By Kira-Leigh Kuhnert
“We are going to Stanford!” the South Africa-based Digital Medic team exclaimed with excitement as we got news, at the 11th hour, that one of our colleague’s visa application to the USA was approved. This is one of the few challenges of being part of a global team based in two countries.
The Digital Medic South Africa Office
Global collaboration is core to Digital Medic’s mission, and is lived on a daily basis as we work across 9 time zones in two locations: one in the global north on the Stanford campus, and another in the global south in Cape Town, South Africa.
The South Africa office was established in 2017 to allow us to facilitate south-to-south collaborations on the African continent and accomplish true community-engaged work. This Fall (or autumn as we know it) was the first time Digital Medic met as a full team at Stanford for its annual retreat. To be able to convene in person and connect in 3D high definition (and I am not referring to the computer screen that we usually communicate through weekly) has added depth to our team and our work. While technology enables teams to be global, there is nothing that can replace the face-to-face time with a person to connect on a deeper level.
Team Retreat 2019
The week’s agenda was packed full of faculty advisory committee meetings; engaging with colleagues in the School of Medicine and the Vice Provost for Technology and Learning; painting pumpkins while sipping on apple cider; and soaking up some of the delights of campus and San Francisco.
For the South Africa team, a highlight was the time spent with fellow colleagues reflecting on and envisioning the further impact of Digital Medic during a full day strategy session.

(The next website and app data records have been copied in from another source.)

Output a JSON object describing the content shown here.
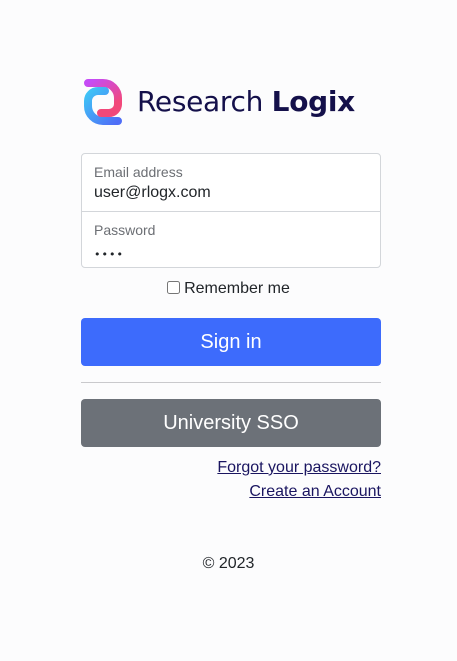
{
  "brand": {
    "name_light": "Research",
    "name_bold": "Logix",
    "logo_icon": "research-logix-logo-icon",
    "gradient_colors": [
      "#c54bf6",
      "#f2487a",
      "#4f6ef7",
      "#3ec5f6"
    ],
    "text_color": "#14104a"
  },
  "form": {
    "email": {
      "label": "Email address",
      "value": "user@rlogx.com"
    },
    "password": {
      "label": "Password",
      "value": "••••"
    },
    "remember_me": {
      "label": "Remember me",
      "checked": false
    },
    "sign_in_label": "Sign in",
    "sso_label": "University SSO"
  },
  "links": {
    "forgot_password": "Forgot your password?",
    "create_account": "Create an Account"
  },
  "footer": {
    "copyright": "© 2023"
  },
  "colors": {
    "primary": "#3d6bfc",
    "secondary": "#6c7178",
    "link": "#1a1560"
  }
}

While we may not have resolved all our big questions – or found world peace – there was a collective fervour for our mission to create high-need evidence-based health information that is designed to be relatable, engaging, and can scale quickly and cost effectively. We set goals, we reflected, and we shared our hopes and dreams for this next year. And we did it together.
Being back home, I am reminded of the growing need for, and importance of the health education content that we are creating. I realize the critical role that the DM South Africa team plays in bridging the excellence of Stanford in health education and research with the communities we are working with collaboratively. I am grateful to be part of this global team who values human centered design and is ready to grapple with the implementation of this approach.